- TASK OBJECTIVE:
Each line of the records that holds "Infrastructure" should be shown in full.

Component data from apps and pages
● ● ● ● ● ● ●
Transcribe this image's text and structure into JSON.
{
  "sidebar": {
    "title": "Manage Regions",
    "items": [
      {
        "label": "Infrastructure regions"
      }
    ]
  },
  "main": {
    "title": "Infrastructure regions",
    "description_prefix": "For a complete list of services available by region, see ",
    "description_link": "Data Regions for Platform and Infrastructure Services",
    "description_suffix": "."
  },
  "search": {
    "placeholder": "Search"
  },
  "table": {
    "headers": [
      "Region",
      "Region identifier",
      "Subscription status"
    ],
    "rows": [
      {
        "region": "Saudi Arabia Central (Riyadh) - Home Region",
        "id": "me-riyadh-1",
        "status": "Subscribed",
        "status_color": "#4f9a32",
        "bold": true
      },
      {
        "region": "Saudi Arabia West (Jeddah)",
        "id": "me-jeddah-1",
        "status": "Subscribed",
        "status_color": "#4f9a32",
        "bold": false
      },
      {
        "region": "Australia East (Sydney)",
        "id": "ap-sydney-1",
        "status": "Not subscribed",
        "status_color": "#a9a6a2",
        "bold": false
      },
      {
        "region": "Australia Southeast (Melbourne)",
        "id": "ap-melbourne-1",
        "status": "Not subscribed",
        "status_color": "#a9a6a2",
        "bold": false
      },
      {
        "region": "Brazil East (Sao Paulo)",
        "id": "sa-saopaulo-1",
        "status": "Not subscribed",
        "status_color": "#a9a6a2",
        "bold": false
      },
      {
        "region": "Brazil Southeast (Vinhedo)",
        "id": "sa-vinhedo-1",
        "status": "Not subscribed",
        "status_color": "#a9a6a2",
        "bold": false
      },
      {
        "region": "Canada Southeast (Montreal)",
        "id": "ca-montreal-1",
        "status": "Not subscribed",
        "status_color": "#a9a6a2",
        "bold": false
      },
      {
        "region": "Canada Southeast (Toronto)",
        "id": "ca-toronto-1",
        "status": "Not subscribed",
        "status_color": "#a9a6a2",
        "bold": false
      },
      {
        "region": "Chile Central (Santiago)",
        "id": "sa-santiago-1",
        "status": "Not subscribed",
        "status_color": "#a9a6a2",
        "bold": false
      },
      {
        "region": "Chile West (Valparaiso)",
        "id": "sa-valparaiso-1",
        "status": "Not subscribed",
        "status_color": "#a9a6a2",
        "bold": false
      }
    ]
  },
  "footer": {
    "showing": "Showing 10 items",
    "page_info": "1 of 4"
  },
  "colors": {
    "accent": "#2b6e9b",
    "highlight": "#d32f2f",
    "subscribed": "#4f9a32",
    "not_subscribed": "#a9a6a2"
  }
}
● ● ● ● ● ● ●
- REPLY TO THE TASK:
        "label": "Infrastructure regions"
    "title": "Infrastructure regions",
    "description_link": "Data Regions for Platform and Infrastructure Services",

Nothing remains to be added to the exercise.